Now the question: what should this couple do? For too many, that is the most gut-wrenching issue facing this thirty-something generation, and because they are our children, the problem is ours as well. This couple is about to start life not only with educational loans to repay, but with a $100,000 penalty caused solely by participating in the economy exactly as we encouraged them to do. Carolyn and I bought our first home in Fort Walton Beach for $25,000; we sold it 3 years later for double that. We did that 3 or 4 times over the course of 10 years or so and the real estate market treated us very well. But this couple has tried the same thing with exactly the reverse effect.

The question to parents, real estate professionals, and lawyers, is: do we have an answer? These young people are not druggies, wild-haired liberals, or angry conservatives, they are responsible parents in their own right who worked hard to get the education we espoused, and who followed our very pattern.

When I teach classes, I start by stating the problem, as here. Then I ask the answer, and I ask it again now. What do we tell them?

To begin, for a buyer, the real estate market has never been better. But if we aren’t careful, we will invite non-resident investors with cash to buy the future that otherwise belongs to our children. We know the value of this home will not come back in time to resurrect this young family during their most productive years. While some disagree, I consider the real estate market to be the foundation of the entire economy. If we have no answer to this young couple, then the economy we’ve created fails not only ourselves, but our children as well.

My answer is not a panacea, and its results won’t be fully known for several years, but it is this: find the house you want to buy and take advantage of the best buyer’s market, and the best mortgage market, you’re ever likely to know. You don’t have to steal an existing home, or a new one, you just have to make a deal at current prices. If you do, you will have done exactly that which successful stock market investors do when they have a loss. You will have purchased an almost certain gain to set off against a certain loss. You may not come out even, but you will recover a good deal of the equity you’ve lost.

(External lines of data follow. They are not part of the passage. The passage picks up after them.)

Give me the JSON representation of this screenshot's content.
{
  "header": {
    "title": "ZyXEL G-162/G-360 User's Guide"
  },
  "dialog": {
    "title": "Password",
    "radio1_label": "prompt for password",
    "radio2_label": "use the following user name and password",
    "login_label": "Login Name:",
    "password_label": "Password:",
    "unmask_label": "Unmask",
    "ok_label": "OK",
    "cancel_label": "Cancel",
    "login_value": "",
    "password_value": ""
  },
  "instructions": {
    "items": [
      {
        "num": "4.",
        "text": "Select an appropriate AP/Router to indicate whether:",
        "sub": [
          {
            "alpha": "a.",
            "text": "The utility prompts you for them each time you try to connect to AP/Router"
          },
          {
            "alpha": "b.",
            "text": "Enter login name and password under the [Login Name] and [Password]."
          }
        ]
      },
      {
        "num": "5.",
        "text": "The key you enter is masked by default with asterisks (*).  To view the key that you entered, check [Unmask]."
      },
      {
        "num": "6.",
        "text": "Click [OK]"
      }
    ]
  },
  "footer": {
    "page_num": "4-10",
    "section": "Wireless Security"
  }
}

Don’t judge harshly everyone who has over-mortgaged property. Some are there because they mortgaged real property to buy consumer items. Those people need discipline and they need to never again mortgage their home for consumer items. But others, such as the couple in this example, and people who have lost jobs, become ill, or signed come-on mortgage packages that never should have been marketed, aren’t guilty of anything. Mostly they aren’t even guilty of having poor judgment. In my example, I told this person that I thought she and her husband out to get back in the market, if they can. How to do that is a whole separate article, or even a book. But you’ll never get there if you don’t start.

First they will have to decide whether they qualify to finance a second home while they still own the first. If they can, they should. Their interest note will be better than it will ever be if they can finance while they have an excellent credit score.

As soon as they can, without selling for a ridiculous price, they should get rid of the first house. Its value may inch back, but the wait will be long and painful. Unfortunately, mortgage companies won’t talk to their borrowers unless they are several months in default, so be prepared to get the Company’s attention by going into default, so they should do that, if necessary. Then short-sell the first house, but deal with the unpaid balance. Sometimes you can do that with pennies on the dollar, if you’re prepared to pay cash. If not, come to a deal with the mortgage company in some way that doesn’t affect your financial future, if you can.

My bottom line of this discussion is the hope that these young people not go through life paying a penalty they did not deserve. The answers may be different for each of them, and it may be that a real estate lawyer or responsible professional will be necessary. There are good lawyers and Realtors who have a sincere desire to help. Don’t expect them to be free, or even inexpensive, but sticking your head in the sand will not make these problems go away. Deal with them actively so that they don’t hang like a sword, waiting to fall.

Get back on the horse. The ride ain’t over.